In effect you have two perspectives on the same issue. The IT perspective says “we hit all our SLAs so the end user will be happy. Set that indicator to green.” The end user experience says, “I needed it fixed five days ago. No information. No progress reports along the way. I’m not happy at all.” Red frowny face.
This is where experience management comes into play, XLA connects technical performance with customer perception around all interactions with IT.
Moments over time
“Experience is the result of dozens or even hundreds of cumulative events and moments over time.”
Driver of behaviour
“Experience is the feeling someone has about a product, service or interaction which drives opinions, beliefs and decisions.”
A few words of Experience Management inspiration...
At a Houston airport, travelers were complaining about long waiting times at baggage claim. Increasing the number of baggage handlers cut the waiting time to eight minutes, well within industry benchmarks. But the complains didn’t stop.
The problem was it took only one minute to walk from the arrival gate to baggage reclaim. As employing yet more baggage handlers would be insanely costly and not effective enough, the airport decided that instead of reducing waiting times, it would increase the walking time by a factor of six.
Result: more waiting, but less time spent standing and waiting. And almost no complaints.
A few words of Experience Management inspiration...
Queues do not have to be dreadful experiences. In fact, Disney is one firm that understands how to make waiting a part of the fun.
Disney resorts had a customer experience problem caused by queuing and wait times for attractions. Too long, too boring and too much waiting time uncertainty.
Disney’s answer was to introduce entertainment while people were waiting, label expected waiting times, and to deliberately exaggerate those waiting times so that arriving at the front would be a positive surprise.
All our Experience Management Solutions
Our experts design tools and models that help organizations to improve business impact and enhance the teamwork in their IT ecosystem. Engage with skilled and expert instructors to learn the art and science of experience and how XLAs are changing the way we design and manage technology.
Start with one of our training courses to learn about XLA and Xperience Management and get started hands-on
Map the current IT Xperience and discover how agreements can meet XLA standards
IT Xperience Monitor
Participate in the annual customer experience measurement of leading companies in the Dutch IT market
Make the invisible impact visible through our experience measurement tool Amaze
Focus on creating impact
With our expertise in making IT experience measurable and manageable, we help our customers to link tech to touch.

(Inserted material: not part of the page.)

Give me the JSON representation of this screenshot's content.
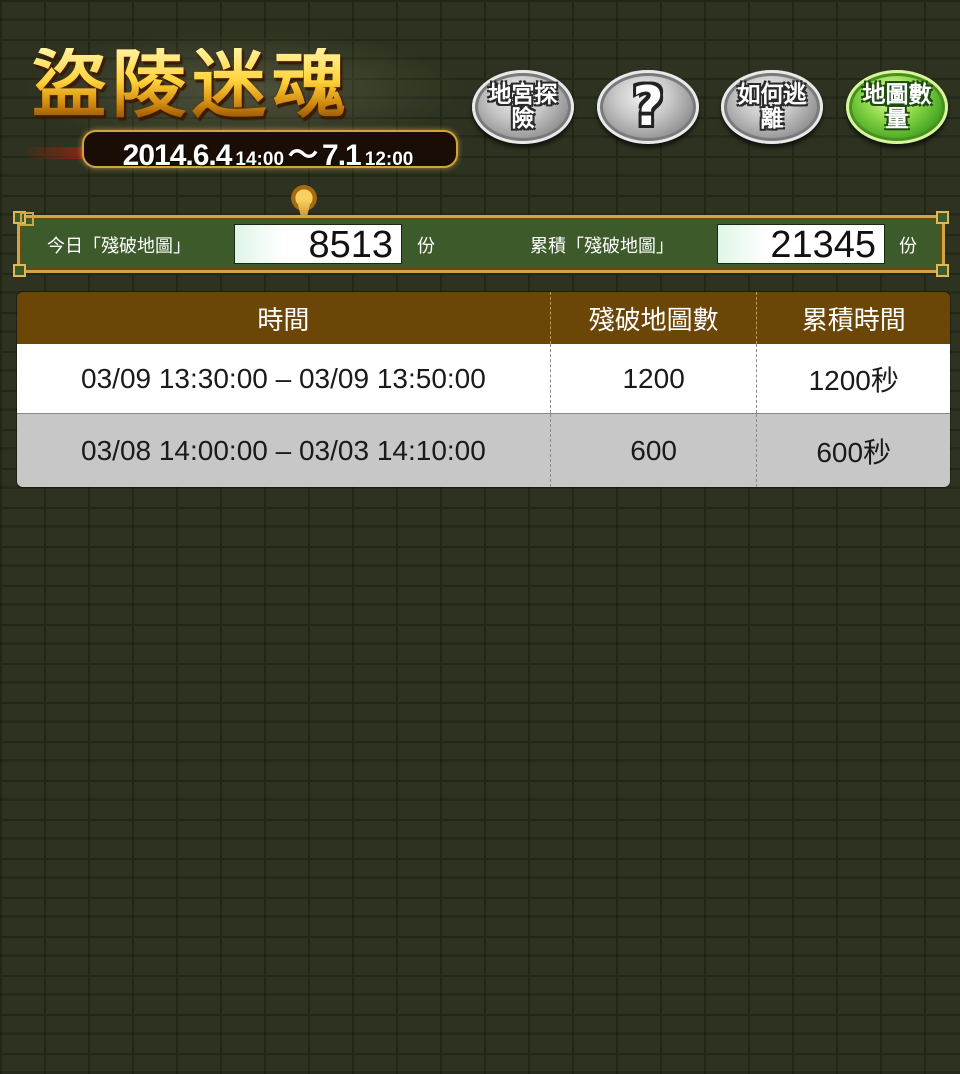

This is the biggest revolution in IT to date. Are you ready to be a part of it?
Schedule a 15-min call with one of our experts to learn more about how we can help your business.